Directions for this task: Collect every line in the records below that contains the word "JSON".

(Records supplied begins)

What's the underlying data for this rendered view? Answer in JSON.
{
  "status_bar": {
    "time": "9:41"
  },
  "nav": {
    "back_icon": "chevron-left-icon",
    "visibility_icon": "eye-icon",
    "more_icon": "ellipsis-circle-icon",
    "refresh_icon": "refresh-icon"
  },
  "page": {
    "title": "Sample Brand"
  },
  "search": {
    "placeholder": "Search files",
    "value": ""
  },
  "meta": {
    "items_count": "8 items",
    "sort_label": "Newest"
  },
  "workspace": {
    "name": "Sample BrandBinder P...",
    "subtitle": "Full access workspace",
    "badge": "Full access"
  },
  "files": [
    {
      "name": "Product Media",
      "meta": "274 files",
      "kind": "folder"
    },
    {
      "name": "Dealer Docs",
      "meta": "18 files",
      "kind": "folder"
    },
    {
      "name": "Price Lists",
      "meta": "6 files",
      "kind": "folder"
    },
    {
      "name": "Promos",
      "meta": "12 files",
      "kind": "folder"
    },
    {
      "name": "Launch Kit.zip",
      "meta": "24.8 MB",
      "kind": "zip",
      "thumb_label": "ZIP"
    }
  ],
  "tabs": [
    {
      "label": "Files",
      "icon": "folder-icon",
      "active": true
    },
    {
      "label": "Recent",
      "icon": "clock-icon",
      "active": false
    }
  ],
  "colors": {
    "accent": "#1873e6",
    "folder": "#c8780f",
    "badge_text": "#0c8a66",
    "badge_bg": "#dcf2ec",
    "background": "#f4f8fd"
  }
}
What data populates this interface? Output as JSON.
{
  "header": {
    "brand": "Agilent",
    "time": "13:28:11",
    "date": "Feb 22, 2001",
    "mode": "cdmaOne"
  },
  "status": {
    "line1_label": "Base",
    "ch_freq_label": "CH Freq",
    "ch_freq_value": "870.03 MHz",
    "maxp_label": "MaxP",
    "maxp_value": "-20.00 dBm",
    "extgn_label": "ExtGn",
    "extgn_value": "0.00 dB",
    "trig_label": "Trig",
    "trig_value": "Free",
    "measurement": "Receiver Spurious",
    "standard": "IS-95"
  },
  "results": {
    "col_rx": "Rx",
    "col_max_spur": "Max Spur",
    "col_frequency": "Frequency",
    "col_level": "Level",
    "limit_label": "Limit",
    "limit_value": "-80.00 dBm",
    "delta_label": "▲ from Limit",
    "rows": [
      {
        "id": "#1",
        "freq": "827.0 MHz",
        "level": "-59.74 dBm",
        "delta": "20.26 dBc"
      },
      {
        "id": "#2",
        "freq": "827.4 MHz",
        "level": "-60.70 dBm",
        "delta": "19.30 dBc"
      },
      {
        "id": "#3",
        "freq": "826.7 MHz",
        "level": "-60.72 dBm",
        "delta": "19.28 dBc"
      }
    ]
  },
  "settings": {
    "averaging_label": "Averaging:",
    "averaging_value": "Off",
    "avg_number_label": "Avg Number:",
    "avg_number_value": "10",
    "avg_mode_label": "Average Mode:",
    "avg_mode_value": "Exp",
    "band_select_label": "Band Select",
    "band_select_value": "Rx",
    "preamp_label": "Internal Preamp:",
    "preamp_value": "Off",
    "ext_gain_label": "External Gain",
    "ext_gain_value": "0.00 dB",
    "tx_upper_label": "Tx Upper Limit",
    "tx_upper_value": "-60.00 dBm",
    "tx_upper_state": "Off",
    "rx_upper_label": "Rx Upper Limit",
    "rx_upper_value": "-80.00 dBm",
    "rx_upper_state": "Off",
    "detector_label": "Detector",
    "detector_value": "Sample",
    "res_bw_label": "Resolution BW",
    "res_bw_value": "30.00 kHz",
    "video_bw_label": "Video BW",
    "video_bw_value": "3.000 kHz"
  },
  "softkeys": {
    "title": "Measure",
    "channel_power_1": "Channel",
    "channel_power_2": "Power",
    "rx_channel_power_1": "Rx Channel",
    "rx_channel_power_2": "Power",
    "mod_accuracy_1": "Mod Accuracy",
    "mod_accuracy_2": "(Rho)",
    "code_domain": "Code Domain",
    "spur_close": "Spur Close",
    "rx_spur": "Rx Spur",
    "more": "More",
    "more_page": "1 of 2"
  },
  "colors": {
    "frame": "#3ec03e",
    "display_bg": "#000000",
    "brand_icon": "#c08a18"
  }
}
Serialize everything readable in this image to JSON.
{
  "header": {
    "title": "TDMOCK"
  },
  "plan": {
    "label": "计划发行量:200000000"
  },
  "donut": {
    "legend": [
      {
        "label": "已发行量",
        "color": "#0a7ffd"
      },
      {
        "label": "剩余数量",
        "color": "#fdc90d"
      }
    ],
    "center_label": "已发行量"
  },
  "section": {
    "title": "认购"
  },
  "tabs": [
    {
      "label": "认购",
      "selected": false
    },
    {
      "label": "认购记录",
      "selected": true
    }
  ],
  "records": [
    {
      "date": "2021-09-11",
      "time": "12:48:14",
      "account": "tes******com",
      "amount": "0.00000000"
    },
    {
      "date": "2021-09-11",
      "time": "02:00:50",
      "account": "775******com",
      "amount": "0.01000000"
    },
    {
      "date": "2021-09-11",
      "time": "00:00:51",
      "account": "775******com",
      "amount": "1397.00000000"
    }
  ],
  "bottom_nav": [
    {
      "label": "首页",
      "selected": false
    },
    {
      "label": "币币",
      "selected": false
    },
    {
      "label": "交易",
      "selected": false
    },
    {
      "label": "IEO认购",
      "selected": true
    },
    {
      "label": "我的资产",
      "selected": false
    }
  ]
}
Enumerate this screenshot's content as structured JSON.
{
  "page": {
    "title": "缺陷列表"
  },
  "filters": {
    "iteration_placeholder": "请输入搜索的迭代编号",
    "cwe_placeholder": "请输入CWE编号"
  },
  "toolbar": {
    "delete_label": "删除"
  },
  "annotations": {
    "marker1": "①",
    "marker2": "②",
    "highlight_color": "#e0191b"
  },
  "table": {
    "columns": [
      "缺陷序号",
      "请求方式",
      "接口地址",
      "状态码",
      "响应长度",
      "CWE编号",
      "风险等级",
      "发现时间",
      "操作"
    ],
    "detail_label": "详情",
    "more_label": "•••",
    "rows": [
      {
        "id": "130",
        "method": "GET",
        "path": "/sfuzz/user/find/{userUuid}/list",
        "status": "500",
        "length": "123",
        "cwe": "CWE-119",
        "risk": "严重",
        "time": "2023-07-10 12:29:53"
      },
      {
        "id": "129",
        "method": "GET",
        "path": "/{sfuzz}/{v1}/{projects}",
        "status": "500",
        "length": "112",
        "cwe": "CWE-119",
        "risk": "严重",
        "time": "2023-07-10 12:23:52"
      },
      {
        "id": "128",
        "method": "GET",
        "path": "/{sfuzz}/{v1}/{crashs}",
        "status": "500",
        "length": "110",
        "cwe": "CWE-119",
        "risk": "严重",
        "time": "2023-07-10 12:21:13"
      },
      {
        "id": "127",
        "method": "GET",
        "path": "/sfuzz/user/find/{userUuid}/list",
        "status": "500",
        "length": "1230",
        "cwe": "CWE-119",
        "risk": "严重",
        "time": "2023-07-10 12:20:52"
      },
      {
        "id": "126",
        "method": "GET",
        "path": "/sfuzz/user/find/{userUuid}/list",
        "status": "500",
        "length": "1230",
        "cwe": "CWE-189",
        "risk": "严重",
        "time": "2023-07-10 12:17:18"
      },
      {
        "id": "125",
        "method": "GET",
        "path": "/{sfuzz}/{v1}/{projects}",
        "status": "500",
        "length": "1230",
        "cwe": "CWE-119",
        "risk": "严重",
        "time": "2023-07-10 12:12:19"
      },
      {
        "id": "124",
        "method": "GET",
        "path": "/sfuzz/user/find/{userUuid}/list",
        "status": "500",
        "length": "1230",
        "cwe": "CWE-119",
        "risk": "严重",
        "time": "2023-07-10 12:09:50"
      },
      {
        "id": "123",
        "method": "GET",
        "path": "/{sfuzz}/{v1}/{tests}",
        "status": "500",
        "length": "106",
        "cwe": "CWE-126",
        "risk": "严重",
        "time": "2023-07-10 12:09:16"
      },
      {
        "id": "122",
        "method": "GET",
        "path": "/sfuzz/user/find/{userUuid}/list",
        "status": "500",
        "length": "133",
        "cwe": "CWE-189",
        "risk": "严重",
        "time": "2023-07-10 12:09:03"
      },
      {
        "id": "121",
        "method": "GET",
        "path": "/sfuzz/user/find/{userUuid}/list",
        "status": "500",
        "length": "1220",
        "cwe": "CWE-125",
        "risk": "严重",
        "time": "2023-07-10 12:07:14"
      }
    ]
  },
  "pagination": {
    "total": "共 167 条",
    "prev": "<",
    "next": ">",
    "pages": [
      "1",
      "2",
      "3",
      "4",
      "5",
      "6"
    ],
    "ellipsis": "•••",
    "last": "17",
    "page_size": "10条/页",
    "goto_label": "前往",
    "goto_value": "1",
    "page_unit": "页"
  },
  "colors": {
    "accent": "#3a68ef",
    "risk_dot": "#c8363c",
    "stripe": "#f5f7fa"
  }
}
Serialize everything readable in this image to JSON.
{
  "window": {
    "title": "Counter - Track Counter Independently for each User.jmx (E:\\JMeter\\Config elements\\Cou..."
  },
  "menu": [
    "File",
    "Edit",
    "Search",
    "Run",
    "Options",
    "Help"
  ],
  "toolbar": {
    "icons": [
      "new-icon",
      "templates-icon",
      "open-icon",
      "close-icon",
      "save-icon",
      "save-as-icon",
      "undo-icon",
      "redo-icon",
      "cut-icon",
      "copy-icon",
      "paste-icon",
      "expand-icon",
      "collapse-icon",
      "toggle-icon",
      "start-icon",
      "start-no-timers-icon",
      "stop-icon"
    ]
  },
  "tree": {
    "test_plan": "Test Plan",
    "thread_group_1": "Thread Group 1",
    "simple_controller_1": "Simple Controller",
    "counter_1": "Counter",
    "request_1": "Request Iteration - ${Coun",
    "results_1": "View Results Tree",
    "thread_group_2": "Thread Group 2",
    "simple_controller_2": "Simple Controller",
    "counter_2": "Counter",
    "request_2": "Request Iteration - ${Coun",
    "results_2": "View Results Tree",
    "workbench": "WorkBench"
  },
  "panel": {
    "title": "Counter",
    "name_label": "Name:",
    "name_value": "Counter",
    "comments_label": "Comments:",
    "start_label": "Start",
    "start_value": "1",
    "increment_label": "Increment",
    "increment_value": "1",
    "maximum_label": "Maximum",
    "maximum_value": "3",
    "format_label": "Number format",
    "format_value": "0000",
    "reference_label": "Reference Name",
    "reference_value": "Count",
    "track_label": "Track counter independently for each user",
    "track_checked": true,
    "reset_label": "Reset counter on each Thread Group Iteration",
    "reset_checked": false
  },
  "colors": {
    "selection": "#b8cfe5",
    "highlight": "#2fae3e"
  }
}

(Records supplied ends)

Your response:
What's the underlying data for this rendered view? Answer in JSON.
What data populates this interface? Output as JSON.
Serialize everything readable in this image to JSON.
Enumerate this screenshot's content as structured JSON.
Serialize everything readable in this image to JSON.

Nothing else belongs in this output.